For years I laughed at people who insisted on having their emotional support animals with them on the plane. I’m not laughing any longer.
I have come to admit that I too have animal-related attachment issues. As a child, I had a teddy bear that kept me company; now, a couple of centuries later, I have two living beings, a red dog and a gray cat, that sustain my mental health.
I find it reassuring to have my steps dogged by Bisou and catted by Telemann as I move around the house. It feels disorienting to go for a walk without a leash in my left hand, a poop bag at the ready, and Bisou stopping at every sacred sniffing spot on the way. At night, watching cataclysms unfold on TV, I keep one hand on short gray fur and the other on long red fur, and life on this mournful planet seems more bearable.
In December, as we prepared to go on our Christmas travels, I lived in a state of anxiety. I had all the usual worries—packing, parking, getting on the right train. But most of my fretting was focused on the animals. Would there be a snow storm on the day when I was supposed to drive Bisou to her B&B in southern Vermont? (There wasn’t.) Would Telemann, alone except for twice-daily visits from a cat sitter, stop using the litter box in the quintessential mode of feline revenge? (He didn’t.) Would he tear up the house? (He tried.)

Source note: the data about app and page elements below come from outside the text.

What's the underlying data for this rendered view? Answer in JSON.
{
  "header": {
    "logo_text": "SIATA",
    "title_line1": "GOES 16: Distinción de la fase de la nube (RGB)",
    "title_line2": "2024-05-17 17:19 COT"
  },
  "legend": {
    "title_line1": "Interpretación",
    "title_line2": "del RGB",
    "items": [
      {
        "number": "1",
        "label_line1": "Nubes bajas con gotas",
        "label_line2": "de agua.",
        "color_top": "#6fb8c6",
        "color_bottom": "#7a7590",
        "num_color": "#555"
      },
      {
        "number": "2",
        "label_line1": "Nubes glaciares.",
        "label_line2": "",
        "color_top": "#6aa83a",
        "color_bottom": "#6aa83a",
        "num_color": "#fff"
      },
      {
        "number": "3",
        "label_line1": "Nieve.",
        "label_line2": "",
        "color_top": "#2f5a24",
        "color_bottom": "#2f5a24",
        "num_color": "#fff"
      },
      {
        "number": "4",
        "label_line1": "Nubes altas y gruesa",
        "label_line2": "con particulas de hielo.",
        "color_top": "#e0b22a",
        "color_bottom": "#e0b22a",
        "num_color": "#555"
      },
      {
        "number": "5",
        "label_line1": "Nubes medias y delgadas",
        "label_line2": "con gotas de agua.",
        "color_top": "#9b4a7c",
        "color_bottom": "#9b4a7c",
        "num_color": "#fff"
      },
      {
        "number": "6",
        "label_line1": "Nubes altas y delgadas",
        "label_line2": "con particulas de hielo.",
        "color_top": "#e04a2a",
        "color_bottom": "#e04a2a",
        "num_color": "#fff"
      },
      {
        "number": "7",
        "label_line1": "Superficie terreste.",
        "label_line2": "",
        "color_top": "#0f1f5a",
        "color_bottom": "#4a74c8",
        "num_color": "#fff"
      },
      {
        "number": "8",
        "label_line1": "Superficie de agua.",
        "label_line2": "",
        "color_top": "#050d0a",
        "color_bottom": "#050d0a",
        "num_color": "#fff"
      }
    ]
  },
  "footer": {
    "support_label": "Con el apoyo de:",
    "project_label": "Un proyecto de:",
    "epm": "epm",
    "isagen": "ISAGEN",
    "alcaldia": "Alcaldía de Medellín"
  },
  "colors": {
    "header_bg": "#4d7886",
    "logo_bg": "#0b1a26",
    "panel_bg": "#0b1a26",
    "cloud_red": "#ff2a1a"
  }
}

Day after day I told myself that, really, there was nothing for a rational person to worry about. Of course, this sort of thought never helps. It simply makes the worrier feel stupid, which gives her one more thing to worry about.
I tried to comfort myself by imagining the peace and contentment that would descend upon me once the trip was over and I could again take naps with Bisou against my right leg and Telemann on my stomach. Surely the happiness of having them with me again would match in strength and duration the anxiety that now had me so cruelly by the throat.

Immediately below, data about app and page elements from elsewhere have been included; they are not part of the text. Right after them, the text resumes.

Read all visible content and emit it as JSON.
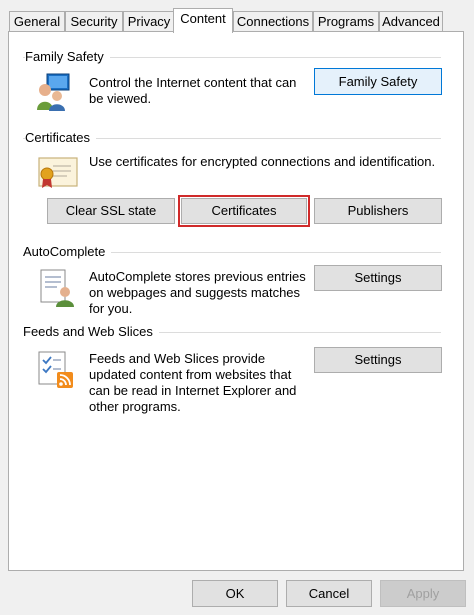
{
  "tabs": [
    "General",
    "Security",
    "Privacy",
    "Content",
    "Connections",
    "Programs",
    "Advanced"
  ],
  "active_tab": "Content",
  "family_safety": {
    "title": "Family Safety",
    "desc_line1": "Control the Internet content that can",
    "desc_line2": "be viewed.",
    "button": "Family Safety",
    "icon": "family-safety-icon"
  },
  "certificates": {
    "title": "Certificates",
    "desc": "Use certificates for encrypted connections and identification.",
    "clear_ssl": "Clear SSL state",
    "certificates_button": "Certificates",
    "publishers": "Publishers",
    "icon": "certificate-icon",
    "highlight_color": "#d02a2a"
  },
  "autocomplete": {
    "title": "AutoComplete",
    "desc_line1": "AutoComplete stores previous entries",
    "desc_line2": "on webpages and suggests matches",
    "desc_line3": "for you.",
    "button": "Settings",
    "icon": "autocomplete-icon"
  },
  "feeds": {
    "title": "Feeds and Web Slices",
    "desc_line1": "Feeds and Web Slices provide",
    "desc_line2": "updated content from websites that",
    "desc_line3": "can be read in Internet Explorer and",
    "desc_line4": "other programs.",
    "button": "Settings",
    "icon": "rss-feed-icon"
  },
  "footer": {
    "ok": "OK",
    "cancel": "Cancel",
    "apply": "Apply"
  }
}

But for me, and I suspect for many others, our joys never feel commensurate with our sorrows. I knew from experience that the anxiety that had haunted me for weeks would not be replaced by an equivalent period of happiness after the trip. We somehow manage to sustain negative emotional states much longer than positive ones.
And that’s how it happened. After the ecstatic reunion (I spent the first night sleeping on the love seat, so Telemann could knead and purr to his heart’s content) things became, if not exactly humdrum, less than constantly joyous. Tiny worries—about laundry, groceries, the meaning of life–began to cloud my emotional skies.
But this time, with my former anxieties well fixed in my memory, I am attempting to hang onto a proportional level of happiness. As I go about my routines I occasionally stop and say to myself, wow, what gorgeous long ears Bisou has. Or I watch Telemann watching the winter-drab (but still adorable) finches at the feeder, and give thanks that his litter box habits have remained intact.
I was mistaken when I hoped that my happiness at being back would go on and on of its own accord. Spontaneous joy is something that we humans evolved to experience only in short bursts, lest we become complacent and stop scanning the horizon for lions on the prowl. Maybe happiness has to be cultivated, in the full botanical sense. The seed needs the right soil, water, and light. Above all, it needs attention.
And then it may, with luck, take root and flourish.